Montreal Hip Hop Scene Combines Rap with Altruism

French Rapper K.O.F. Divides His Time Between Collaboration and Community

K.O.F Photo Mattha Busby
K.O.F Photo Mattha Busby

The ultra-commercialization of big beat hip-hop by US major labels leads many to forget that this genre of music is primarily a vehicle for social change and positivity—uniting oppressed minorities within a single mode of art.

“Rap was my only pain therapy,” said K.O.F., who has been on the hip-hop circuit in Montreal for three years now. “It allowed me to gain balance in my life.”

K.O.F. recorded several mixtapes and an album, which were released on the underground scene in France, where he was based in Perpignan. His mother had carried him through pregnancy from Côte d’Ivoire to France before returning to his country of origin until he was 6, and he came to Montreal to escape the confines of the Parisian hip-hop scene that he felt was mentally and spiritually restrictive.

“I’ve been a rapper since I was 15 years old, so that’s 15 years of hip-hop, and I came here for a new start,” K.O.F. told me. “Paris is too aggressive for me. I’m all about vibes and I love the open mind of the musicians and MCs in Montreal.”

Choosing to not pursue a personal project at the moment, K.O.F. divides his time between volunteering as a youth worker—holding workshops on music and hip-hop and working in the studio at the Maison des Jeunes de la Côte des Neiges—and collaborating with local artists and producers such as Clay and Friends and Wood Holly, while performing live with the Kalmunity Vibe Collective and Le Cypher.

“I work with everybody I like,” said K.O.F. as he explained the current stage in his career. “Kalmunity are like family to me. It’s improvisation but with rules as we try to make songs on stage.”

Throughout the past few weeks I’ve seen K.O.F. perform throughout Montreal alongside a variety of other artists at Les Bobards, Le Bluery Bar à Vinyle and Divan Orange.

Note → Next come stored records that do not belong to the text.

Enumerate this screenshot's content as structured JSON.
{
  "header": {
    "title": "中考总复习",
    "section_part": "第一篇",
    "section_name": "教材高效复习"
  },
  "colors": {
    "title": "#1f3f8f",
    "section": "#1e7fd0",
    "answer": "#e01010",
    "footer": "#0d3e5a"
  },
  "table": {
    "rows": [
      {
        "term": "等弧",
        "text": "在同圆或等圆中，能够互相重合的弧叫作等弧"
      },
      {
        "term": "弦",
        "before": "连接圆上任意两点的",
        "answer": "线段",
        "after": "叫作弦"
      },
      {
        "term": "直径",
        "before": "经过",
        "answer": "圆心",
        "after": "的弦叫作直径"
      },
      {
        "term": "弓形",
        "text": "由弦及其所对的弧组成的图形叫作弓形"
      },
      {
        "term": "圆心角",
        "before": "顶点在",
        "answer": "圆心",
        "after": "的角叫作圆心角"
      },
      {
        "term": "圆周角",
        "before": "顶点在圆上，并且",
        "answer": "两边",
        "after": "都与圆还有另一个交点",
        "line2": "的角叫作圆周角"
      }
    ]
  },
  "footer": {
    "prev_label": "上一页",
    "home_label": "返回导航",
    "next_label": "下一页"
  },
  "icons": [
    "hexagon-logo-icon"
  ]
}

He seems to have an insatiable longing to articulate his feelings and his experiences into rhymes. As he makes me tea he freestyles, he leans down to his daughter and sings, and when he meets local youth he’s keen to help them refine their skills.

Dressed down in a tee, jacket, outdated Nike pants and beaten sneaks, K.O.F. turns up to a venue accompanied by young beatboxing protégé Anand, greets his collaborators and fellow musicians with a characteristic enthusiasm and takes in the space, swaying to the DJ’s tune and wiling out to the opening act in an underpopulated bar.

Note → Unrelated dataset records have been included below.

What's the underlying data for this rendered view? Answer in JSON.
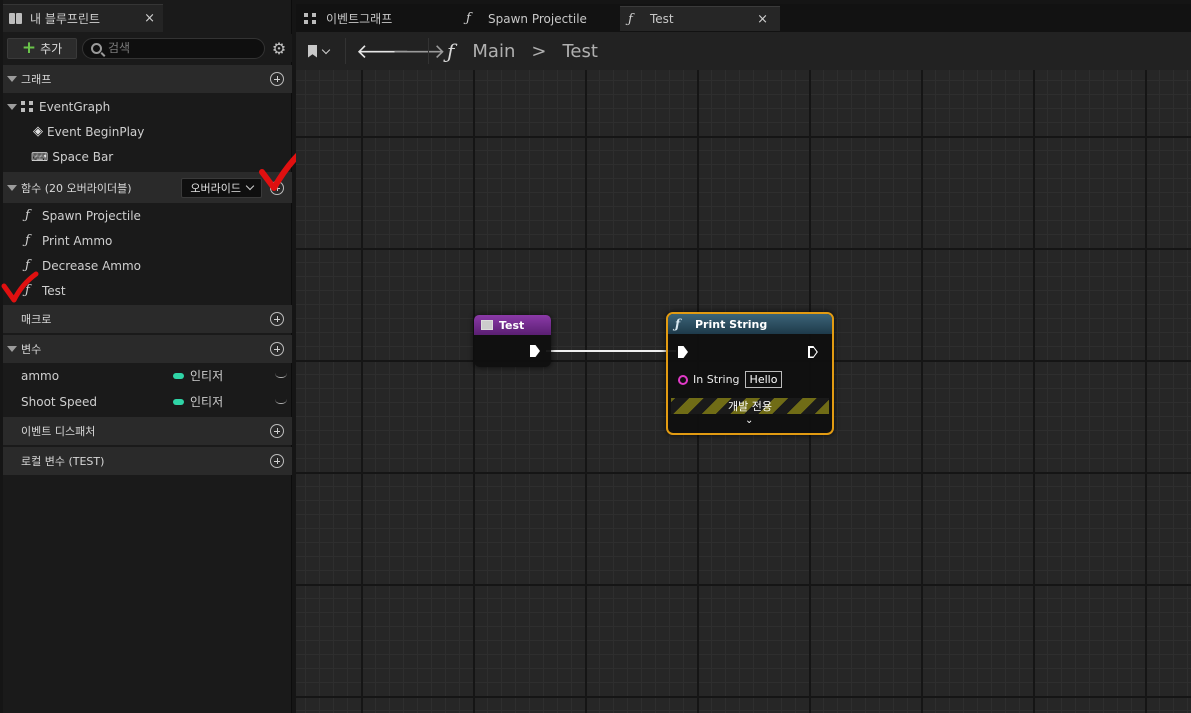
{
  "left_panel": {
    "tab_title": "내 블루프린트",
    "tab_close": "×",
    "add_label": "추가",
    "search_placeholder": "검색",
    "sections": {
      "graph": "그래프",
      "functions": "함수 (20 오버라이더블)",
      "override": "오버라이드",
      "macros": "매크로",
      "variables": "변수",
      "dispatchers": "이벤트 디스패처",
      "local_vars": "로컬 변수 (TEST)"
    },
    "graph_items": {
      "event_graph": "EventGraph",
      "begin_play": "Event BeginPlay",
      "space_bar": "Space Bar"
    },
    "functions": [
      "Spawn Projectile",
      "Print Ammo",
      "Decrease Ammo",
      "Test"
    ],
    "variables": [
      {
        "name": "ammo",
        "type": "인티저"
      },
      {
        "name": "Shoot Speed",
        "type": "인티저"
      }
    ]
  },
  "tabs": [
    {
      "label": "이벤트그래프"
    },
    {
      "label": "Spawn Projectile"
    },
    {
      "label": "Test",
      "close": "×"
    }
  ],
  "breadcrumb": {
    "root": "Main",
    "separator": ">",
    "current": "Test"
  },
  "nodes": {
    "entry": {
      "title": "Test",
      "color": "#6b2a8c"
    },
    "print": {
      "title": "Print String",
      "pin_label": "In String",
      "pin_value": "Hello",
      "dev_only": "개발 전용",
      "color": "#2b4a5e",
      "border": "#e29b12"
    }
  },
  "colors": {
    "accent_green": "#6ac44a",
    "integer_pin": "#2fd4a6",
    "string_pin": "#e23ac8",
    "annotation_red": "#e01010"
  }
}
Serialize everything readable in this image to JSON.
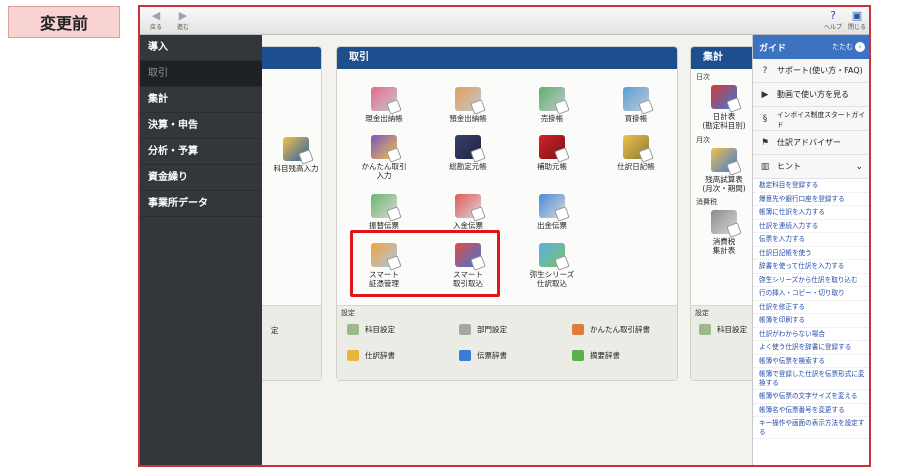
{
  "label": "変更前",
  "toolbar": {
    "back": "戻る",
    "forward": "進む",
    "help": "ヘルプ",
    "close": "閉じる"
  },
  "sidebar": {
    "items": [
      "導入",
      "取引",
      "集計",
      "決算・申告",
      "分析・予算",
      "資金繰り",
      "事業所データ"
    ]
  },
  "left_panel": {
    "tile": "科目残高入力",
    "settings_fragment": "定",
    "settings_fragment2": "定"
  },
  "center_panel": {
    "title": "取引",
    "tiles": [
      "現金出納帳",
      "預金出納帳",
      "売掛帳",
      "買掛帳",
      "かんたん取引\n入力",
      "総勘定元帳",
      "補助元帳",
      "仕訳日記帳",
      "振替伝票",
      "入金伝票",
      "出金伝票",
      "スマート\n証憑管理",
      "スマート\n取引取込",
      "弥生シリーズ\n仕訳取込"
    ],
    "settings_label": "設定",
    "settings": [
      "科目設定",
      "部門設定",
      "かんたん取引辞書",
      "仕訳辞書",
      "伝票辞書",
      "摘要辞書"
    ]
  },
  "right_panel": {
    "title": "集計",
    "sections": [
      "日次",
      "月次",
      "消費税"
    ],
    "tiles": [
      "日計表\n(勘定科目別)",
      "残高試算表\n(月次・期間)",
      "消費税\n集計表"
    ],
    "settings_label": "設定",
    "settings": [
      "科目設定"
    ]
  },
  "guide": {
    "title": "ガイド",
    "close_label": "たたむ",
    "rows": [
      {
        "icon": "?",
        "label": "サポート(使い方・FAQ)"
      },
      {
        "icon": "▶",
        "label": "動画で使い方を見る"
      },
      {
        "icon": "§",
        "label": "インボイス制度スタートガイド"
      },
      {
        "icon": "⚑",
        "label": "仕訳アドバイザー"
      }
    ],
    "hint": "ヒント",
    "links": [
      "勘定科目を登録する",
      "爆意先や銀行口座を登録する",
      "帳簿に仕訳を入力する",
      "仕訳を連続入力する",
      "伝票を入力する",
      "仕訳日記帳を使う",
      "辞書を使って仕訳を入力する",
      "弥生シリーズから仕訳を取り込む",
      "行の挿入・コピー・切り取り",
      "仕訳を修正する",
      "帳簿を印刷する",
      "仕訳がわからない場合",
      "よく使う仕訳を辞書に登録する",
      "帳簿や伝票を検索する",
      "帳簿で登録した仕訳を伝票形式に変換する",
      "帳簿や伝票の文字サイズを変える",
      "帳簿名や伝票番号を変更する",
      "キー操作や画面の表示方法を設定する"
    ]
  }
}
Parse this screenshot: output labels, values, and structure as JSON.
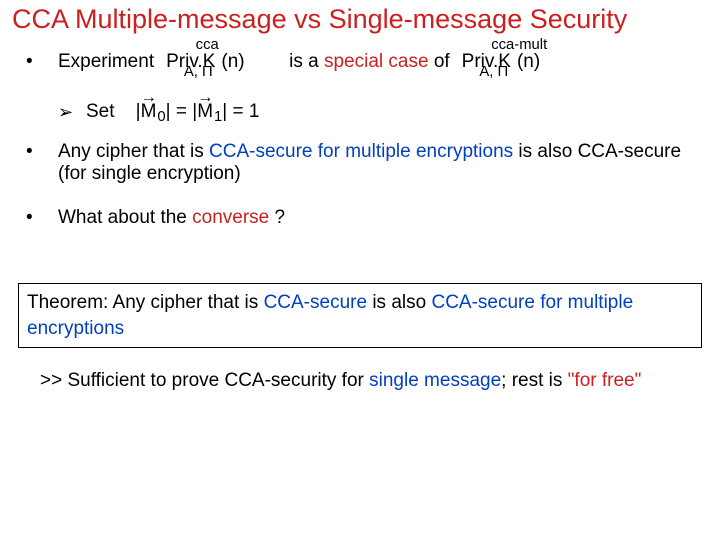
{
  "title": "CCA Multiple-message vs Single-message Security",
  "bullet1": {
    "lead": "Experiment",
    "priv1": {
      "main": "Priv.K",
      "sup": "cca",
      "sub": "A, Π",
      "arg": "(n)"
    },
    "mid": "is a",
    "mid_red": "special case",
    "mid2": "of",
    "priv2": {
      "main": "Priv.K",
      "sup": "cca-mult",
      "sub": "A, Π",
      "arg": "(n)"
    }
  },
  "sub1": {
    "set": "Set",
    "m0": "M",
    "s0": "0",
    "m1": "M",
    "s1": "1",
    "bar": "|",
    "eq": " = ",
    "tail": " = 1",
    "arrow": "→"
  },
  "bullet2": {
    "pre": "Any cipher that is ",
    "blue": "CCA-secure for multiple encryptions",
    "post": " is also CCA-secure (for single encryption)"
  },
  "bullet3": {
    "pre": "What about the ",
    "red": "converse",
    "post": " ?"
  },
  "theorem": {
    "pre": "Theorem: Any cipher that is ",
    "blue1": "CCA-secure",
    "mid": " is also ",
    "blue2": "CCA-secure for multiple encryptions"
  },
  "foot": {
    "pre": " >> Sufficient to prove CCA-security for ",
    "blue": "single message",
    "mid": "; rest is ",
    "red": "\"for free\""
  },
  "markers": {
    "dot": "•",
    "arrowhead": "➢"
  }
}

“If I have an idea to create the lyrics around colonization or pain, then every musician or vocalist follows … and the other vocalist is working with me to try and build a song,” he explained. “That’s sharing, sharing ideas and trying together to build improvised songs.”

Accompanied by his young daughter, K.O.F. volunteers during the weekend through the label he runs, NO BAD SOUND, at a youth centre in Côte-des-Neiges—open to the public on Sundays—where he supervises activities while creating beats and crafting rhymes with young artists such as Tombs.

This weekend they held a day-long workshop alongside Canadian Roots on decolonization, where songs and art—which shall be showcased on installations on bus shelters—was created in an effort to bridge the gap between indigenous youths of Kahnawake and Côte-des-Neiges. The attendees displayed their various talents and discussed their origins with K.O.F. and others alike.

On hip-hop in Montreal, K.O.F. says, “We’re not popular.
“The people I know are great musicians and hard workers but it’s still underground. They’re not in the mass media … I don’t know a lot of people making real money in hip-hop. They’re playing shows and they are close to the people.”

The venues where K.O.F. raps gradually fill up as the night progresses. The attendees haven’t come to see him; they’ve come for a night out at a bar they like before excusing themselves around 12:30 a.m. Only a sparse collection of revelers remains.
But when he jumps onstage to feature with Clay and Friends, everyone hushes as they wave their arms and pound their feet to the beat.

K.O.F, Photo Credit Mattha Busby

“I don’t care about making money in music; that’s why I don’t have my own project.” -K.O.F.

“I don’t care about making money in music; that’s why I don’t have my own project,” K.O.F. said of his outlook. “I care about making good music and being with the people I like to build something to feed the soul, and my soul in particular.”

He might not intend to, but K.O.F. overshadows the rappers he collaborates with, albeit with a refreshing humility. He touches the mic and people take notice immediately.

Though he and his partner are hoping to gain Canadian citizenship, K.O.F. hopes to return “home” to Côte d’Ivoire in the foreseeable future.

“I do the things I like with the people I like and that’s the best for me,” he said. “I’m happy. Sometimes I need money like everybody but I really enjoy my life.”

Check out K.O.F.’s Soundcloud at and catch him live at Les Bobards on Tuesdays or Bar Vinyle de Bleury on Thursdays